It suddenly reached critical mass.
All at once, you couldn't go anywhere without somebody talking about the perilous state of America's newspapers.
Sen. John Kerry convened Congressional hearings in early May on the dire plight of the beleaguered broadsheets and tabs and what it portended for democracy. At the White House Correspondents' Association Dinner just a few days later, President Barack Obama offered his support to the struggling industry. Inevitably, panel discussions on what to do about the journalism crisis broke out all over the place. One Sunday, Frank Rich and Maureen Dowd both weighed in on the subject on the New York Times op-ed pages. And speaking of the Times, people began to contemplate the possibility of a world without it, at least in its present incarnation.
Even at my niece's bat mitzvah, a devoted news junkie told me of her fears for the future of news and of her willingness, even eagerness, to pay for quality journalism.
Why all the angst? The decline of print journalism is hardly a late-breaking development. Readers and advertisers have been gravitating Webward for years. But the potent one-two punch of transformational change and a major economic recession has made the unthinkable utterly thinkable. The sums that some of our top newspapers are losing are truly staggering – and frightening.
The Washington Post Co.'s newspaper division – that would be pretty much the Post – lost $53.8 million in the first quarter of the year. The New York Times Co. lost $74.5 million in the same quarter. When the Times Co. numbers came out, the much-quoted media analyst Ed Atorino said, "It's clear from these results that it's a very, very bad environment for newspapers." He may be onto something.
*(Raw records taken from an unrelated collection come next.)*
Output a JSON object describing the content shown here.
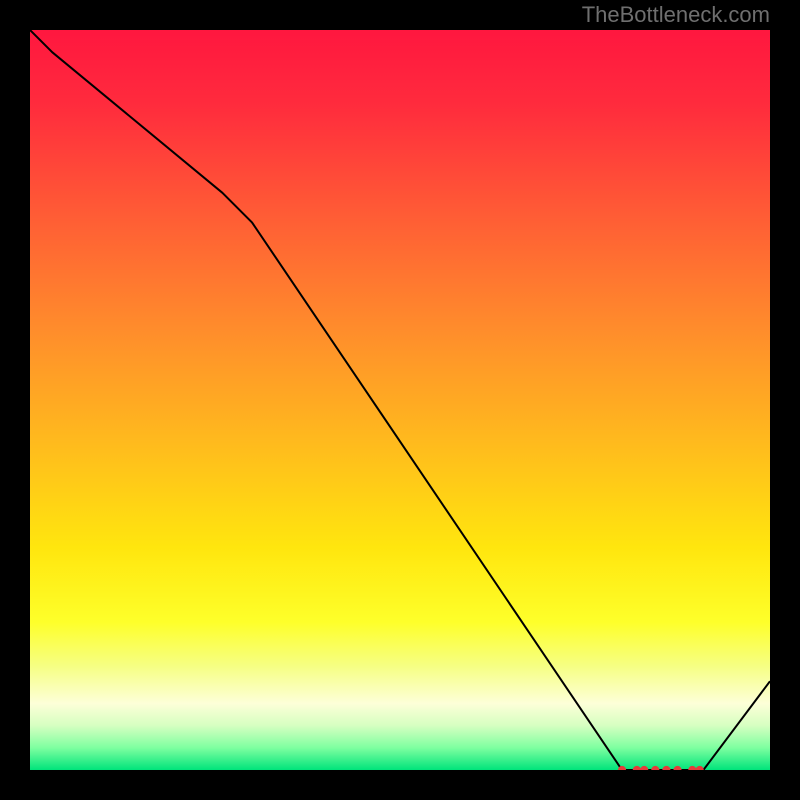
{
  "watermark": "TheBottleneck.com",
  "chart_data": {
    "type": "line",
    "title": "",
    "xlabel": "",
    "ylabel": "",
    "xlim": [
      0,
      100
    ],
    "ylim": [
      0,
      100
    ],
    "series": [
      {
        "name": "curve",
        "x": [
          0,
          3,
          26,
          30,
          80,
          82,
          90,
          91,
          100
        ],
        "values": [
          100,
          97,
          78,
          74,
          0,
          0,
          0,
          0,
          12
        ]
      }
    ],
    "dots": {
      "name": "flat-region-markers",
      "x": [
        80,
        82,
        83,
        84.5,
        86,
        87.5,
        89.5,
        90.5
      ],
      "values": [
        0,
        0,
        0,
        0,
        0,
        0,
        0,
        0
      ]
    },
    "gradient_stops": [
      {
        "pos": 0.0,
        "color": "#ff173f"
      },
      {
        "pos": 0.1,
        "color": "#ff2b3d"
      },
      {
        "pos": 0.25,
        "color": "#ff5c35"
      },
      {
        "pos": 0.4,
        "color": "#ff8b2c"
      },
      {
        "pos": 0.55,
        "color": "#ffb81e"
      },
      {
        "pos": 0.7,
        "color": "#ffe60e"
      },
      {
        "pos": 0.8,
        "color": "#feff2a"
      },
      {
        "pos": 0.86,
        "color": "#f6ff84"
      },
      {
        "pos": 0.91,
        "color": "#fdffd8"
      },
      {
        "pos": 0.94,
        "color": "#d6ffc1"
      },
      {
        "pos": 0.97,
        "color": "#7effa0"
      },
      {
        "pos": 1.0,
        "color": "#00e47b"
      }
    ]
  }
}
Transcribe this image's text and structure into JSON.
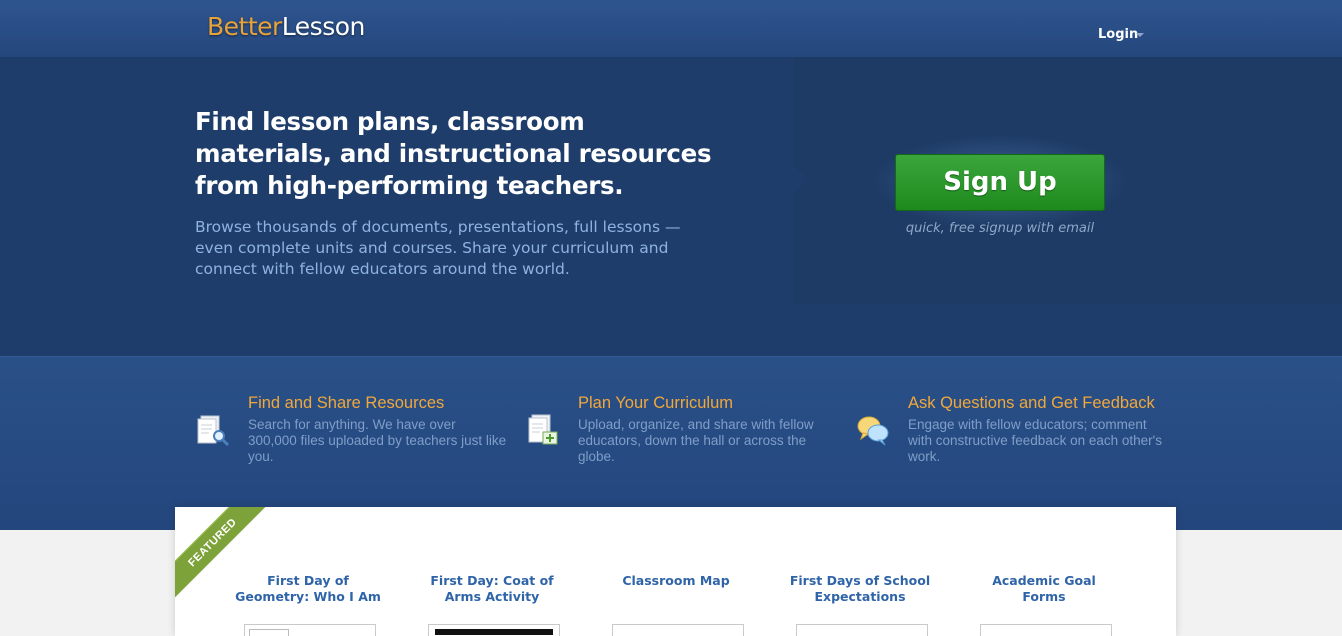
{
  "header": {
    "logo_part1": "Better",
    "logo_part2": "Lesson",
    "login_label": "Login"
  },
  "hero": {
    "headline": "Find lesson plans, classroom materials, and instructional resources from high-performing teachers.",
    "subtext": "Browse thousands of documents, presentations, full lessons — even complete units and courses. Share your curriculum and connect with fellow educators around the world.",
    "signup_label": "Sign Up",
    "signup_note": "quick, free signup with email"
  },
  "features": [
    {
      "icon": "document-search-icon",
      "title": "Find and Share Resources",
      "desc": "Search for anything. We have over 300,000 files uploaded by teachers just like you."
    },
    {
      "icon": "document-upload-icon",
      "title": "Plan Your Curriculum",
      "desc": "Upload, organize, and share with fellow educators, down the hall or across the globe."
    },
    {
      "icon": "chat-bubbles-icon",
      "title": "Ask Questions and Get Feedback",
      "desc": "Engage with fellow educators; comment with constructive feedback on each other's work."
    }
  ],
  "featured": {
    "ribbon_label": "FEATURED",
    "items": [
      {
        "title": "First Day of Geometry: Who I Am"
      },
      {
        "title": "First Day: Coat of Arms Activity"
      },
      {
        "title": "Classroom Map"
      },
      {
        "title": "First Days of School Expectations"
      },
      {
        "title": "Academic Goal Forms"
      }
    ]
  },
  "colors": {
    "header_bg": "#2f5590",
    "hero_bg": "#1f3d6a",
    "accent_orange": "#f0a83a",
    "signup_green": "#2a9a2a",
    "link_blue": "#2f64a8"
  }
}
But how much of this bad news is permanent (thanks to the massive restructuring of journalism) and how much is temporary (thanks to the recession)? Newspaper mogul Dean Singleton, chairman of MediaNews Group, doesn't think media analysts are doing a very good job of separating the two, and as a result are overstating the long-term gloom and doom. "I'm still very confident that the newspaper industry will not only survive but will thrive over time," Singleton said in an interview with Michael Roberts of Westword, a Denver alternative weekly. "In a bit of a different model, but it still will. And I think the print newspaper will thrive over time."
There's also much wisdom in this recent Facebook status update from USC J-school Director Geneva Overholser: "Assured pronouncements about journalism's future resemble health news: Say what you will today; in 6 months, the opposite will be gospel."
Nevertheless, even the most optimistic newspaper booster would have to concede the severity of the challenge. While some of the ad revenue lost in the recession will return, a lot of it won't. And in a particularly ominous sign, newspapers' online ad money has started to decline.
Already, the damage to America's newsgathering capacity has been severe. In AJR's April/May issue, Managing Editor Jennifer Dorroh reported that the number of newspaper reporters covering the nation's statehouses had declined by more than 30 percent in just six years, a stunning drop. The wholesale shedding of reporters by revenue-strapped news organizations has been widely documented, as has the decimation of the lineup of foreign correspondents.
The extent of the carnage has greatly diminished the ability of many news outlets to give readers the information they need as citizens in a democracy. As Rachel Smolkin writes in "Cities Without Newspapers" in the June/July issue of AJR, "What the newspaper industry faces is less imminent death than the specter of being mostly dead, of chopping staff and resources to the point where they sacrifice exactly what makes them so special.."
The flip side, of course, is all of the richness that online has added to the mix. The blogosphere, citizen journalism, online startups covering local news and state news and foreign news – all are important ingredients of the national media gumbo. But at this point they are complementary, not replacements for newspapers. The startups, for example, have staffs far, far smaller than even the depleted ones of old-school
So the vexing question remains: Who will pay for the large armies of journalists so important to unearthing critical information in a democracy? Nonprofit-funded journalism is on the rise, and in recent months the notion of charging for online content, long considered a nonstarter, has crept into vogue. Maybe that has some promise. But past efforts to charge don't offer much encouragement. Putting content behind a pay wall means a smaller online audience and a smaller pot of online ad revenue, which until recently was depicted as journalism's savior.
If we're headed down that route, let's hope things work out better this time.